Re: what in the world is happening with firefox and nvda

Gene New Zealand <hurrikennyandopo@...>
 

Hi Tony


I will copy and paste what fixed mine off my website. You might need
sighted assistance? but I see also now for the same bug there is or
maybe fixes for other versions of windows.


But before you go to see if it fixes the problem can you do the
following first?


Under the general settings in nvda set the log level to debug. Save your
settings.


restart nvda so it is a fresh copy go into the areas where you are
having the problems nvda will record your steps like in your browser
thunder bird etc.


Then save the log to your desktop it can be found under the tools then
view log section. press the alt key then go to save log and save it to
your desk top or some where easy to find it.


Below will be what fixed mine on my windows 10 machine and also on a
ladies one.


I will also find the page with other fixes maybe the same or different.




Troubleshooting - NVDA says “unknown” or “pane” in all of your browsers,
Mozilla Thunderbird email client and other places
If for some reason you have problems with NVDA saying “unknown” or
“pane” check for the following symptoms:

In all of your browsers, or the Mozilla Thunderbird email client, no
matter what you do, you still hear “unknown” or “pane”.

In the browser, email client and other menus you notice you cannot get
into your menus, or you are unable to use the quick navigation keys

When you have been told the page is loaded and notice strange behaviour

Mozilla Thunderbird saying unknown while you try to navigate it

Your applications key does not work with it being spoken out and other
strange behaviour in Windows

The running applications icons are not being spoken out
It might be a good idea to do the following:
Please note: If you are hearing “unknown” or “pane” (as discussed above)
NVDA might seem like it is still working properly but it may not be
completely in Windows and other programmes.
You could try the following solution which will allow you to re-register
your dll files in case they are causing the problem.
Press the Windows key then type the following into the search box. Type
in “command prompt”. Once you have located command prompt, in the search
results, press the Applications key to bring up the context menu. Arrow
down to select “run as administrator” and press the Enter key. This will
take you to a command prompt window. This will not be spoken out. You
may need sighted assistance for this.
Type in the following command
for %x in (c:\windows\system32\*.dll) do regsvr32 /s %x
This should re-register all components in the system32 folder.
When it is finished, you can close the command prompt window with the
Alt + F4 key. You should notice now where NVDA was saying “unknown” as
in some examples given, NVDA should now read the icons in the running
applications area of Windows, speak the content of the webpage and
menus, and also in Mozilla Thunderbird and other places in Windows
including the Windows applications context menu.

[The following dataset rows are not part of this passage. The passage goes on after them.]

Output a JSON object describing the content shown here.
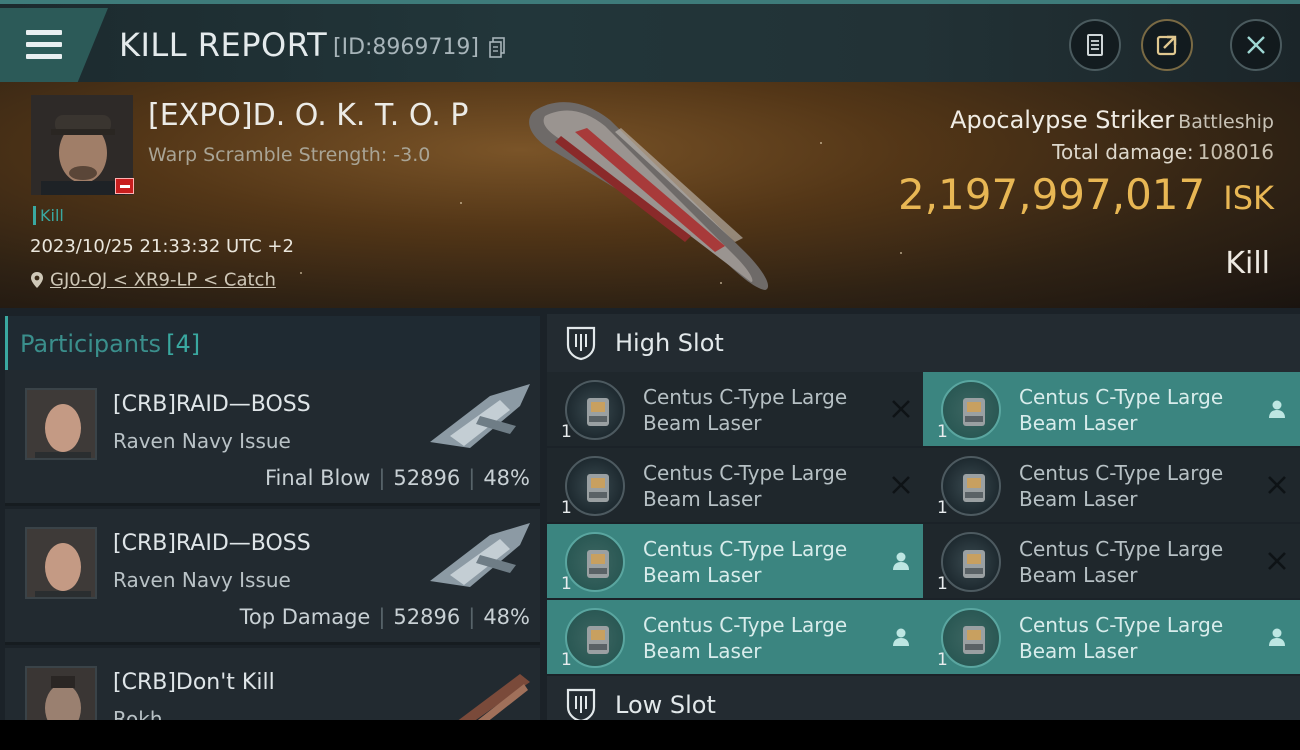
{
  "header": {
    "title": "KILL REPORT",
    "id_label": "[ID:8969719]"
  },
  "victim": {
    "name": "[EXPO]D. O. K. T. O. P",
    "warp": "Warp Scramble Strength: -3.0",
    "tag": "Kill",
    "time": "2023/10/25 21:33:32 UTC +2",
    "location": "GJ0-OJ < XR9-LP < Catch",
    "ship": "Apocalypse Striker",
    "ship_class": "Battleship",
    "total_damage_label": "Total damage:",
    "total_damage": "108016",
    "isk_value": "2,197,997,017",
    "isk_unit": "ISK",
    "kill_type": "Kill"
  },
  "participants": {
    "label": "Participants",
    "count": "[4]",
    "rows": [
      {
        "name": "[CRB]RAID—BOSS",
        "ship": "Raven Navy Issue",
        "role": "Final Blow",
        "damage": "52896",
        "percent": "48%"
      },
      {
        "name": "[CRB]RAID—BOSS",
        "ship": "Raven Navy Issue",
        "role": "Top Damage",
        "damage": "52896",
        "percent": "48%"
      },
      {
        "name": "[CRB]Don't Kill",
        "ship": "Rokh"
      }
    ]
  },
  "slots": {
    "high_label": "High Slot",
    "low_label": "Low Slot",
    "items": [
      {
        "line1": "Centus C-Type Large",
        "line2": "Beam Laser",
        "qty": "1",
        "state": "destroyed"
      },
      {
        "line1": "Centus C-Type Large",
        "line2": "Beam Laser",
        "qty": "1",
        "state": "dropped"
      },
      {
        "line1": "Centus C-Type Large",
        "line2": "Beam Laser",
        "qty": "1",
        "state": "destroyed"
      },
      {
        "line1": "Centus C-Type Large",
        "line2": "Beam Laser",
        "qty": "1",
        "state": "destroyed"
      },
      {
        "line1": "Centus C-Type Large",
        "line2": "Beam Laser",
        "qty": "1",
        "state": "dropped"
      },
      {
        "line1": "Centus C-Type Large",
        "line2": "Beam Laser",
        "qty": "1",
        "state": "destroyed"
      },
      {
        "line1": "Centus C-Type Large",
        "line2": "Beam Laser",
        "qty": "1",
        "state": "dropped"
      },
      {
        "line1": "Centus C-Type Large",
        "line2": "Beam Laser",
        "qty": "1",
        "state": "dropped"
      }
    ]
  },
  "icons": {
    "menu": "menu-icon",
    "copy": "copy-icon",
    "clipboard": "clipboard-icon",
    "share": "share-icon",
    "close": "close-icon",
    "location": "location-pin-icon",
    "slot": "slot-shield-icon",
    "destroyed": "x-icon",
    "dropped": "person-icon"
  },
  "colors": {
    "accent": "#3aa8a0",
    "isk": "#e8b754",
    "dropped_bg": "#3b8580"
  }
}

Gene nz

On 21/08/2017 09:13, Tony Ballou wrote:
Hey Gene,


It has said unknown in Thunderbird yes indeed. I haven't played with
edge. However, I am seeing many of those symptoms that you're talking
about in Firefox .


Tony


On 8/20/2017 5:05 PM, Gene New Zealand wrote:
Hi tony


can you tell me if nvda is doing any of the following? In all browsers
is he saying unknown or will not speak the contents of the web page? did
the page fully load try the f5 key to do this or use the nvda key + f5
key and see if it plays nicely?

Does he work in microsoft edge and read out the contents?


Down on the running application area on the task bar does nvda speak any
of the programs there?


When you hit the applications key does nvda speak any of the menus as
you arrow down it?


If you are running mozilla thunder bird does it say unknown as you tab
into it or try to get to messages or the menus it would be the same for
mozilla fire fox.


Gene nz



On 21/08/2017 08:32, Tony Ballou wrote:
howdy mates

for some reason nVDA and firefox are having quite a time getting along
with each other now. When web pages come up you get the announcement
that the page is up, however, nothing else works. Tabbing through the
page for links, browse mode keystrokes, everything appears to be shot.
Does anyone know what happened, and a fix for it if there is one? Very
strange indeed. using the latest versions of both windows 10 pro and NVda.

Tony